Does this imply that people have a slothful nature and are therefore being naturally drawn to such a program, thus depriving them the motivation to be self-supporting? That was the concern and that’s the same theme embraced by many conservatives and notoriously expressed in the Mitt Romney recording in which he disparaged “the 47%”. It was also a motivating force behind the Clinton-era welfare reform effort, now considered a success. Rather than see this as denigrating human nature and categories of poor people, however, I prefer to see it as instructive of how economic policies affect people. Haven’t we all read of or know people whose lives seemed to take turns for the worse or the better seemingly on small pivots of influence? Consider for instance one Barack Hussein Obama, a half-black kid raised in a polyglot landscape (no, not Kenya, Hawaii) by an abandoned mother and grandmother. What chance did he really have of making something of himself? Colin Powell is another. If not for the U.S. Army, what might he otherwise have become? (Perhaps a discouraged community organizer.)
The problem I see with the disability thing is that it subsidizes dependency and that it’s growing rapidly. At least demographically, people act in predictable ways. On an NPR Planet Money pod-cast today however, I heard about a give-away program that incentivizes productivity and it’s one that may surprise you as it did me. It is the Earned-Income Tax Credit. It pays poor people a subsidy, being in effect that conservative anathema, a direct transfer of wealth from haves to have-nots. But here’s the thing: The EITC requires a person to have earned income, and the more they earn, the larger the subsidy (up to a point of course). One person in the story, a single mother making $9,000 from part-time work got a “bonus” of $3,000. But the point is that she was incentivized to not only keep on working, but to try to earn more. (Read the pod-cast to find out more about what happened – there is humor there as well.) The Earned Income Tax Credit is considered a success by economists and according to the article it sprang from a concept proposed by none other than conservative economist Milton Friedman.

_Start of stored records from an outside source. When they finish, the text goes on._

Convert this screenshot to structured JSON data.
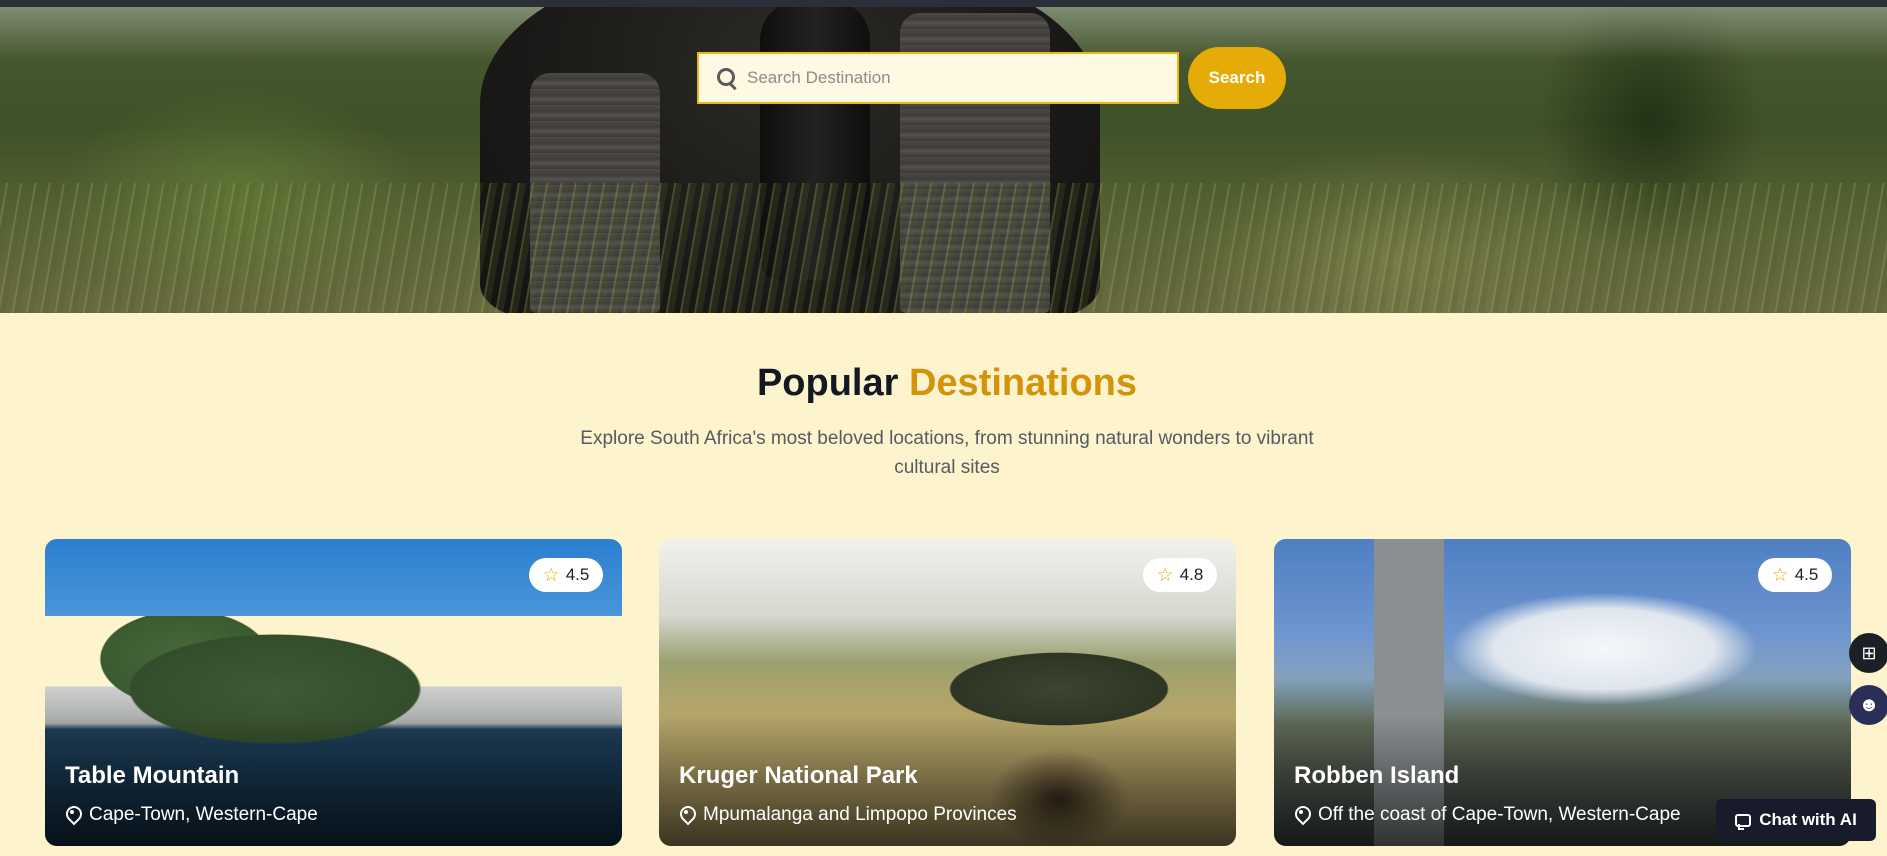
{
  "search": {
    "placeholder": "Search Destination",
    "button_label": "Search",
    "accent_color": "#e5ac07"
  },
  "section": {
    "title_main": "Popular",
    "title_accent": "Destinations",
    "subtitle": "Explore South Africa's most beloved locations, from stunning natural wonders to vibrant cultural sites"
  },
  "cards": [
    {
      "title": "Table Mountain",
      "location": "Cape-Town, Western-Cape",
      "rating": "4.5"
    },
    {
      "title": "Kruger National Park",
      "location": "Mpumalanga and Limpopo Provinces",
      "rating": "4.8"
    },
    {
      "title": "Robben Island",
      "location": "Off the coast of Cape-Town, Western-Cape",
      "rating": "4.5"
    }
  ],
  "floating": {
    "grid_icon": "grid-icon",
    "bot_icon": "bot-icon",
    "chat_label": "Chat with AI"
  }
}
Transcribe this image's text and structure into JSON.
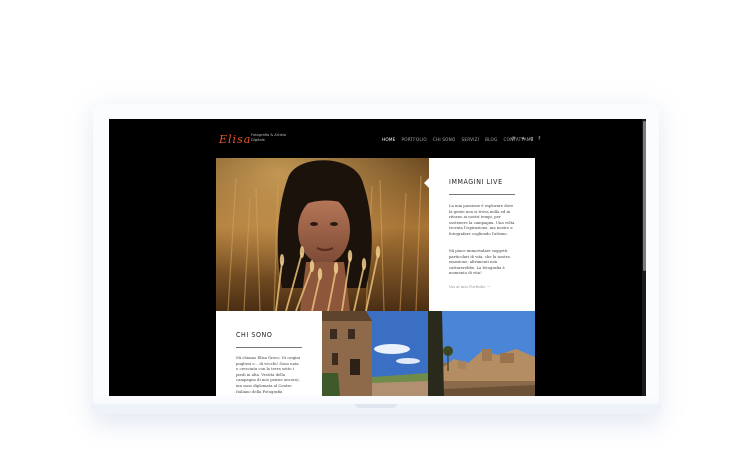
{
  "site": {
    "logo": "Elisa",
    "tagline": "Fotografia & Artista Digitale"
  },
  "nav": {
    "items": [
      {
        "label": "HOME",
        "active": true
      },
      {
        "label": "PORTFOLIO",
        "active": false
      },
      {
        "label": "CHI SONO",
        "active": false
      },
      {
        "label": "SERVIZI",
        "active": false
      },
      {
        "label": "BLOG",
        "active": false
      },
      {
        "label": "CONTATTAMI",
        "active": false
      }
    ]
  },
  "social": [
    "pinterest-icon",
    "twitter-icon",
    "googleplus-icon",
    "facebook-icon"
  ],
  "live_card": {
    "title": "IMMAGINI LIVE",
    "paragraph1": "La mia passione è esplorare dove la gente non si trova nulla ed in ritorno ai nostri tempi, per sostenere la campagna. Una volta trovata l'ispirazione, ma nostro a fotografare cogliendo l'attimo.",
    "paragraph2": "Mi piace immortalare soggetti particolari di vita, che la nostra emozione, altrimenti non catturerebbe. La fotografia è momento di vita!",
    "link": "Vai al mio Portfolio →"
  },
  "chi_card": {
    "title": "CHI SONO",
    "paragraph": "Mi chiamo Elisa Greco. Di origini pugliesi e... di vecchi! Sono nata e cresciuta con la terra sotto i piedi in alta. Vestita della campagna di mio pensie ancora), ma sono diplomata al Centro Italiano della Fotografia"
  },
  "colors": {
    "accent": "#e2572b",
    "background": "#000000",
    "card": "#ffffff"
  }
}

Thus we see two government programs here. One incentivizes dependency and one self-sufficiency. Personally I believe in the butterfly effect. I believe that when people come to a fork in the road, they take it. (Thanks, Yogi.) And I believe it’s all too easy to take the wrong fork. That’s not being down on human nature, I submit, it’s being realistic. What do you think?